→ Activity
When a line of the records below contains the string "favicon", copy that whole line.

(Collected data)

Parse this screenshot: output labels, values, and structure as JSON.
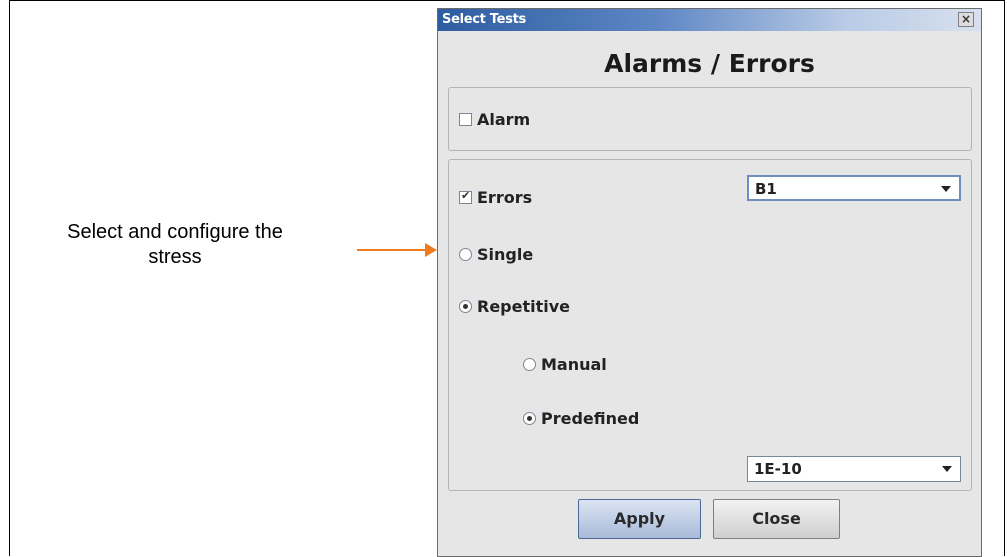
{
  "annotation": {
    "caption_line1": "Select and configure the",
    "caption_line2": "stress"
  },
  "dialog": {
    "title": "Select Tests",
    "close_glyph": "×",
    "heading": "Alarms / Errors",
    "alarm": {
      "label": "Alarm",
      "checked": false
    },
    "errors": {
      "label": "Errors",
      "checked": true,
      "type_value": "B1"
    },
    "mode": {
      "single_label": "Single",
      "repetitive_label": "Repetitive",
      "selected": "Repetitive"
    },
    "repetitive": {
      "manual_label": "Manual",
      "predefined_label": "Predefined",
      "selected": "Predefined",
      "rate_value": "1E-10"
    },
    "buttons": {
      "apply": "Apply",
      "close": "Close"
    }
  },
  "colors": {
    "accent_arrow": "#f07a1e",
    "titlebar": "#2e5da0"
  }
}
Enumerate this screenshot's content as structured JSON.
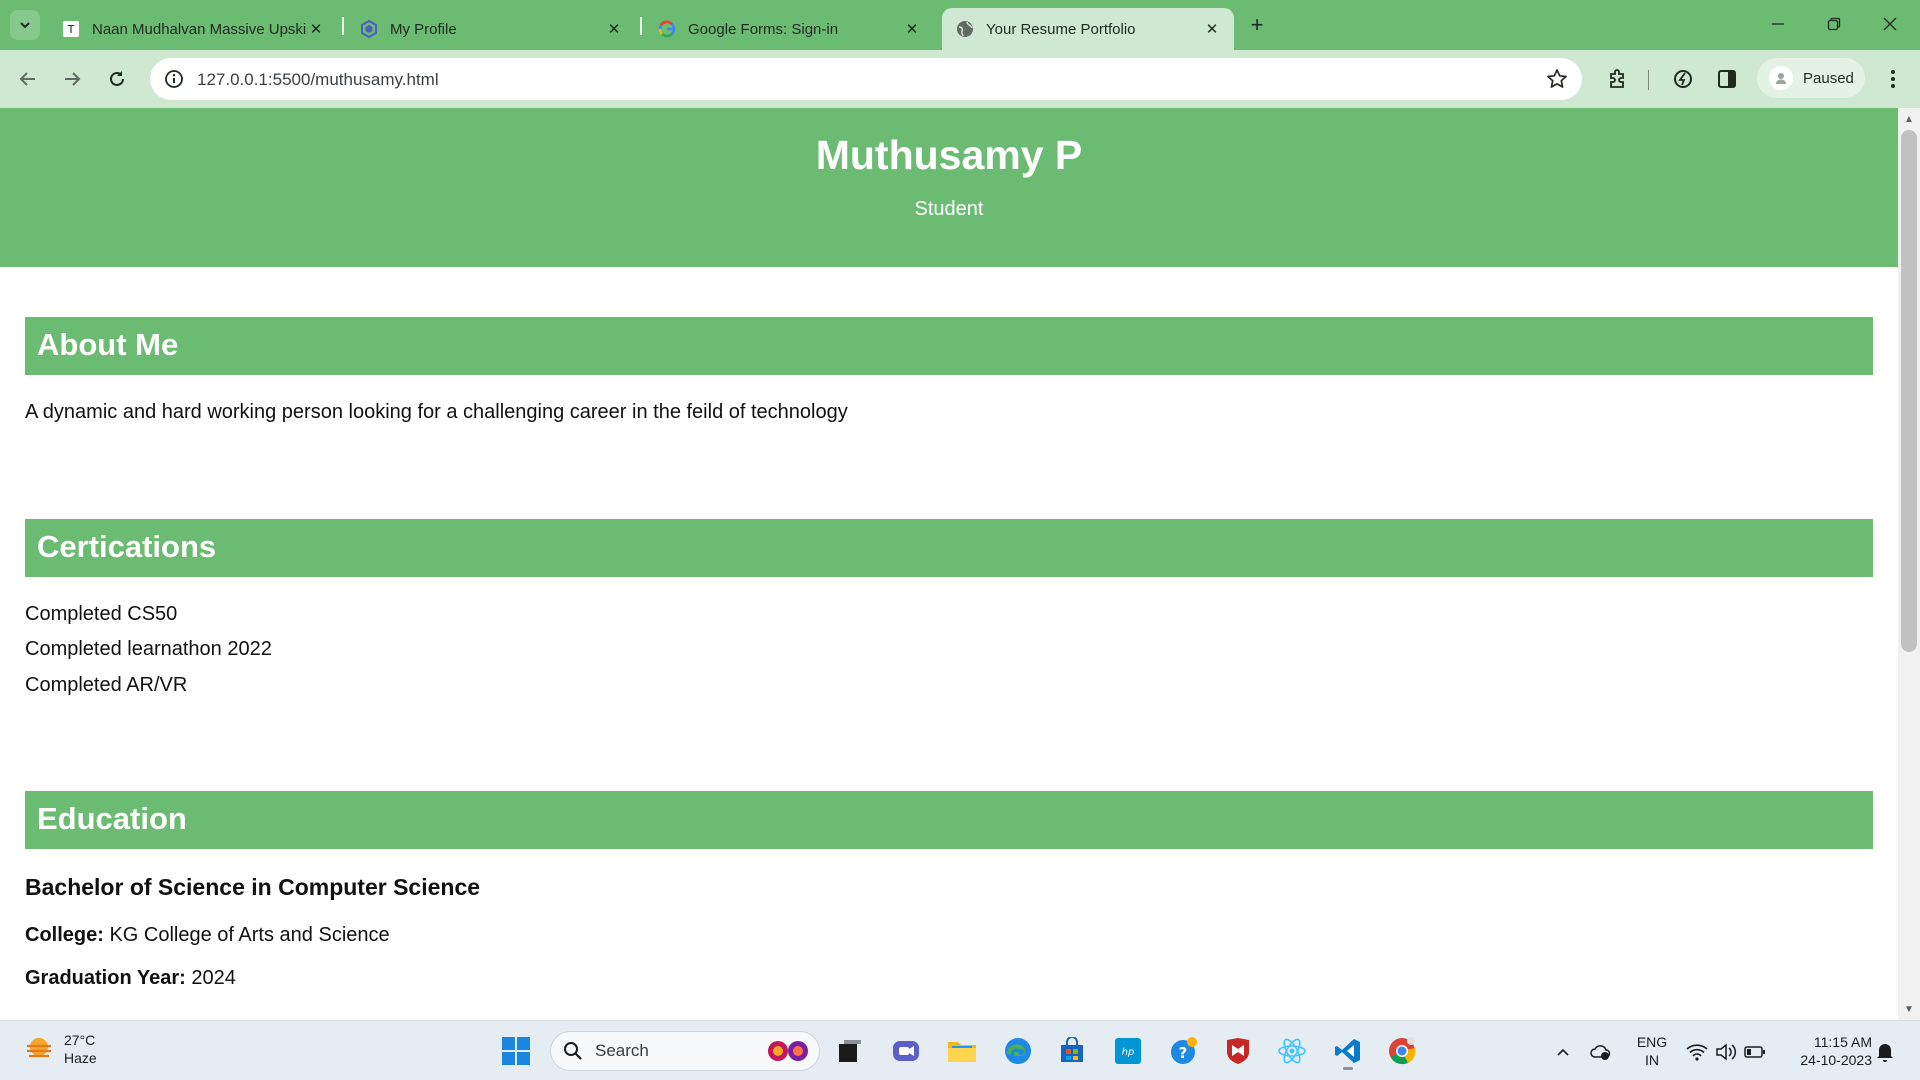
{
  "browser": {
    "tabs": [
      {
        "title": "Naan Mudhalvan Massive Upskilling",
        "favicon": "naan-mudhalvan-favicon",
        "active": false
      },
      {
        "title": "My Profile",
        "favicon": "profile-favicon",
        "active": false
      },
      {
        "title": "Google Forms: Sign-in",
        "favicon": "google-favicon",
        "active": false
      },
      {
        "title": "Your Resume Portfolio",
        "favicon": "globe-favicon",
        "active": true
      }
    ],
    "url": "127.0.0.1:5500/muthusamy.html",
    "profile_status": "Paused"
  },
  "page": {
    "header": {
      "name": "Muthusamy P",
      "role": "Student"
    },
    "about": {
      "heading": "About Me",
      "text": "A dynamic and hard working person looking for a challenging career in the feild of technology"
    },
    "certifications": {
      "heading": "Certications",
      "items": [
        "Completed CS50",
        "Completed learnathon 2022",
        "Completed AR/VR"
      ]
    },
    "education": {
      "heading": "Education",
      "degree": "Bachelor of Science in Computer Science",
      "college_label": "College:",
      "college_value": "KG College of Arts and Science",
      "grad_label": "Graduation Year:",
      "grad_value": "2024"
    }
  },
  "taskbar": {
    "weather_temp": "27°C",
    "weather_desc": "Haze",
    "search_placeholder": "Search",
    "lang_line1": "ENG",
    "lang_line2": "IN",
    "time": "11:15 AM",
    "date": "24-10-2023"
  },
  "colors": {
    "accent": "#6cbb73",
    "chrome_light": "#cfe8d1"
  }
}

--

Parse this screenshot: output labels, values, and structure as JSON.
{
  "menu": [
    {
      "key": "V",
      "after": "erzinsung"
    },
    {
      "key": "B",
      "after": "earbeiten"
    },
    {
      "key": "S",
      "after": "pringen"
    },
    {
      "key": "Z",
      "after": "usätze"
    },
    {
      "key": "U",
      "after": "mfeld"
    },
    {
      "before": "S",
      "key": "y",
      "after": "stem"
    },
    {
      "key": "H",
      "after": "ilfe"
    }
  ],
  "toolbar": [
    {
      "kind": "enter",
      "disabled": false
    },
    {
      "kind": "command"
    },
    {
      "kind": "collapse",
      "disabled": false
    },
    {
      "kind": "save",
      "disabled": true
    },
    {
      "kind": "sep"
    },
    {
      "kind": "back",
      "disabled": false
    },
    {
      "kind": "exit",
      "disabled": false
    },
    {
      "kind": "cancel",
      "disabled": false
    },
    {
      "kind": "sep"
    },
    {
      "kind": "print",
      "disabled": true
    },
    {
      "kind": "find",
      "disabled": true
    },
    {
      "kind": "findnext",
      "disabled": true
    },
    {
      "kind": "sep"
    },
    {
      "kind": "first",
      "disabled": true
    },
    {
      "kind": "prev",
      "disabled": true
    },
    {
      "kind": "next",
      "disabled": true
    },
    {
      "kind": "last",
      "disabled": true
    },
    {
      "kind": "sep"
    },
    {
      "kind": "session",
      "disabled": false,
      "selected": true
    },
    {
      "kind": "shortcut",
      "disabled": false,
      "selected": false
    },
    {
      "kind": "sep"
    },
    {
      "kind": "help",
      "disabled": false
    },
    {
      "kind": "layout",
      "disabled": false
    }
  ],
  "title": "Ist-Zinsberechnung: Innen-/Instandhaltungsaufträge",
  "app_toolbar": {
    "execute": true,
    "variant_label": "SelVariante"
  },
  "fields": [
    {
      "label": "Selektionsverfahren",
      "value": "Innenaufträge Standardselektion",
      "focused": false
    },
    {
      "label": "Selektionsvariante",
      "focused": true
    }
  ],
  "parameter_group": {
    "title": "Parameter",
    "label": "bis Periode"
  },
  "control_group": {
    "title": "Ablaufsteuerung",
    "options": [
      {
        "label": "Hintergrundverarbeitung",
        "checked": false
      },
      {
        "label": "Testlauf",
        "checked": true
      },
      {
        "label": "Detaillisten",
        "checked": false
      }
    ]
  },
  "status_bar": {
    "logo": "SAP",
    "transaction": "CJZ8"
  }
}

→ Written answer
        "favicon": "naan-mudhalvan-favicon",
        "favicon": "profile-favicon",
        "favicon": "google-favicon",
        "favicon": "globe-favicon",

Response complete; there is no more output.